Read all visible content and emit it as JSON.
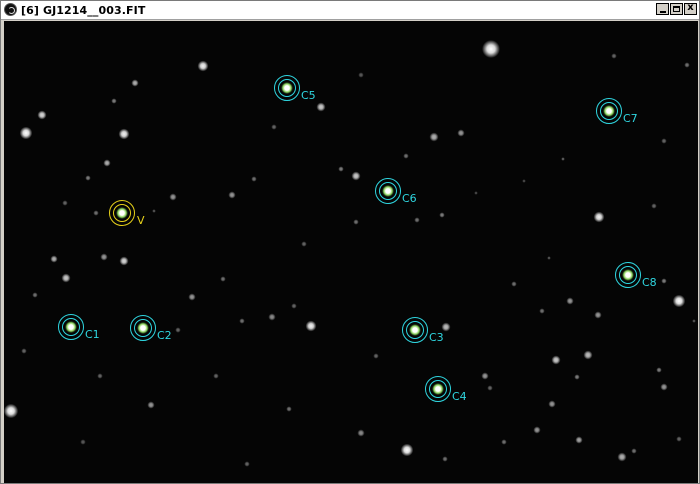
{
  "window": {
    "title": "[6] GJ1214__003.FIT",
    "buttons": {
      "minimize": "minimize",
      "maximize": "maximize",
      "close": "x"
    }
  },
  "colors": {
    "target_aperture": "#e8d21a",
    "comparison_aperture": "#2fd6e0",
    "star_core": "#ffffff",
    "sky_background": "#050505"
  },
  "apertures": [
    {
      "label": "V",
      "role": "target"
    },
    {
      "label": "C1",
      "role": "comparison"
    },
    {
      "label": "C2",
      "role": "comparison"
    },
    {
      "label": "C3",
      "role": "comparison"
    },
    {
      "label": "C4",
      "role": "comparison"
    },
    {
      "label": "C5",
      "role": "comparison"
    },
    {
      "label": "C6",
      "role": "comparison"
    },
    {
      "label": "C7",
      "role": "comparison"
    },
    {
      "label": "C8",
      "role": "comparison"
    }
  ]
}
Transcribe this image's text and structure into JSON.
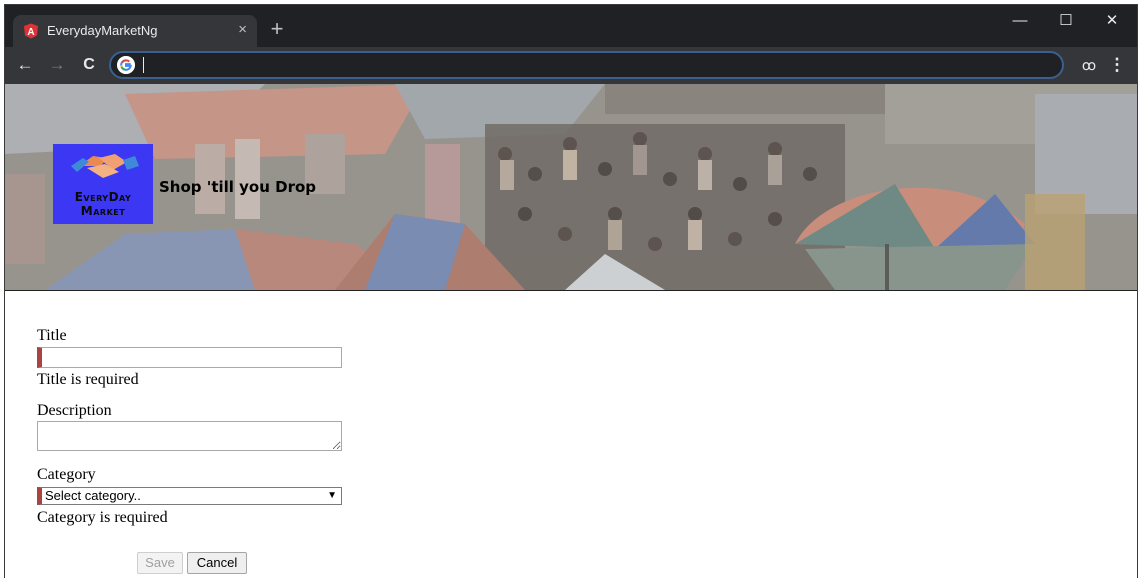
{
  "browser": {
    "tab_title": "EverydayMarketNg",
    "tab_close": "×",
    "new_tab": "+",
    "window_controls": {
      "minimize": "—",
      "maximize": "☐",
      "close": "✕"
    },
    "nav": {
      "back": "←",
      "forward": "→",
      "reload": "C"
    },
    "address_value": "",
    "menu_icon": "⋮",
    "incognito_icon": "ꝏ"
  },
  "hero": {
    "logo_line1": "EveryDay",
    "logo_line2": "Market",
    "tagline": "Shop 'till you Drop"
  },
  "form": {
    "title_label": "Title",
    "title_value": "",
    "title_error": "Title is required",
    "description_label": "Description",
    "description_value": "",
    "category_label": "Category",
    "category_selected": "Select category..",
    "category_error": "Category is required",
    "save_label": "Save",
    "cancel_label": "Cancel"
  },
  "colors": {
    "chrome_dark": "#202124",
    "chrome_toolbar": "#35363a",
    "logo_bg": "#3b37f2",
    "invalid_marker": "#a94442"
  }
}
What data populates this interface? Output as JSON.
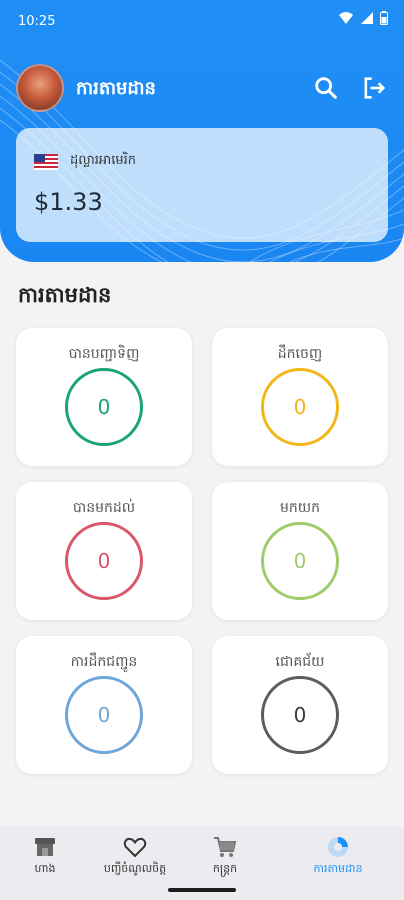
{
  "status": {
    "time": "10:25"
  },
  "header": {
    "title": "ការតាមដាន",
    "search_icon": "search-icon",
    "logout_icon": "logout-icon"
  },
  "balance": {
    "currency_name": "ដុល្លារអាមេរិក",
    "amount": "$1.33",
    "flag_icon": "us-flag-icon"
  },
  "section_title": "ការតាមដាន",
  "cards": [
    {
      "label": "បានបញ្ជាទិញ",
      "value": "0",
      "color": "#1aa37a"
    },
    {
      "label": "ដឹកចេញ",
      "value": "0",
      "color": "#f2b619"
    },
    {
      "label": "បានមកដល់",
      "value": "0",
      "color": "#d9566b"
    },
    {
      "label": "មកយក",
      "value": "0",
      "color": "#9fcc6b"
    },
    {
      "label": "ការដឹកជញ្ជូន",
      "value": "0",
      "color": "#6ea6d9"
    },
    {
      "label": "ជោគជ័យ",
      "value": "0",
      "color": "#5d5d5d"
    }
  ],
  "nav": [
    {
      "label": "ហាង",
      "icon": "store-icon"
    },
    {
      "label": "បញ្ជីចំណូលចិត្ត",
      "icon": "heart-icon"
    },
    {
      "label": "កន្ត្រក",
      "icon": "cart-icon"
    },
    {
      "label": "ការតាមដាន",
      "icon": "tracking-icon",
      "active": true
    }
  ],
  "colors": {
    "primary": "#1f8ff5"
  }
}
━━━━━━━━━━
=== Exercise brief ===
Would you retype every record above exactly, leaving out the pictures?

=== Solution ===
Read all visible content and emit it as JSON.
{
  "window": {
    "title": "[6] GJ1214__003.FIT",
    "buttons": {
      "minimize": "minimize",
      "maximize": "maximize",
      "close": "x"
    }
  },
  "colors": {
    "target_aperture": "#e8d21a",
    "comparison_aperture": "#2fd6e0",
    "star_core": "#ffffff",
    "sky_background": "#050505"
  },
  "apertures": [
    {
      "label": "V",
      "role": "target"
    },
    {
      "label": "C1",
      "role": "comparison"
    },
    {
      "label": "C2",
      "role": "comparison"
    },
    {
      "label": "C3",
      "role": "comparison"
    },
    {
      "label": "C4",
      "role": "comparison"
    },
    {
      "label": "C5",
      "role": "comparison"
    },
    {
      "label": "C6",
      "role": "comparison"
    },
    {
      "label": "C7",
      "role": "comparison"
    },
    {
      "label": "C8",
      "role": "comparison"
    }
  ]
}
Transcribe this image's text and structure into JSON.
{
  "browser": {
    "tab_title": "EverydayMarketNg",
    "tab_close": "×",
    "new_tab": "+",
    "window_controls": {
      "minimize": "—",
      "maximize": "☐",
      "close": "✕"
    },
    "nav": {
      "back": "←",
      "forward": "→",
      "reload": "C"
    },
    "address_value": "",
    "menu_icon": "⋮",
    "incognito_icon": "ꝏ"
  },
  "hero": {
    "logo_line1": "EveryDay",
    "logo_line2": "Market",
    "tagline": "Shop 'till you Drop"
  },
  "form": {
    "title_label": "Title",
    "title_value": "",
    "title_error": "Title is required",
    "description_label": "Description",
    "description_value": "",
    "category_label": "Category",
    "category_selected": "Select category..",
    "category_error": "Category is required",
    "save_label": "Save",
    "cancel_label": "Cancel"
  },
  "colors": {
    "chrome_dark": "#202124",
    "chrome_toolbar": "#35363a",
    "logo_bg": "#3b37f2",
    "invalid_marker": "#a94442"
  }
}
What data populates this interface? Output as JSON.
{
  "status": {
    "time": "10:25"
  },
  "header": {
    "title": "ការតាមដាន",
    "search_icon": "search-icon",
    "logout_icon": "logout-icon"
  },
  "balance": {
    "currency_name": "ដុល្លារអាមេរិក",
    "amount": "$1.33",
    "flag_icon": "us-flag-icon"
  },
  "section_title": "ការតាមដាន",
  "cards": [
    {
      "label": "បានបញ្ជាទិញ",
      "value": "0",
      "color": "#1aa37a"
    },
    {
      "label": "ដឹកចេញ",
      "value": "0",
      "color": "#f2b619"
    },
    {
      "label": "បានមកដល់",
      "value": "0",
      "color": "#d9566b"
    },
    {
      "label": "មកយក",
      "value": "0",
      "color": "#9fcc6b"
    },
    {
      "label": "ការដឹកជញ្ជូន",
      "value": "0",
      "color": "#6ea6d9"
    },
    {
      "label": "ជោគជ័យ",
      "value": "0",
      "color": "#5d5d5d"
    }
  ],
  "nav": [
    {
      "label": "ហាង",
      "icon": "store-icon"
    },
    {
      "label": "បញ្ជីចំណូលចិត្ត",
      "icon": "heart-icon"
    },
    {
      "label": "កន្ត្រក",
      "icon": "cart-icon"
    },
    {
      "label": "ការតាមដាន",
      "icon": "tracking-icon",
      "active": true
    }
  ],
  "colors": {
    "primary": "#1f8ff5"
  }
}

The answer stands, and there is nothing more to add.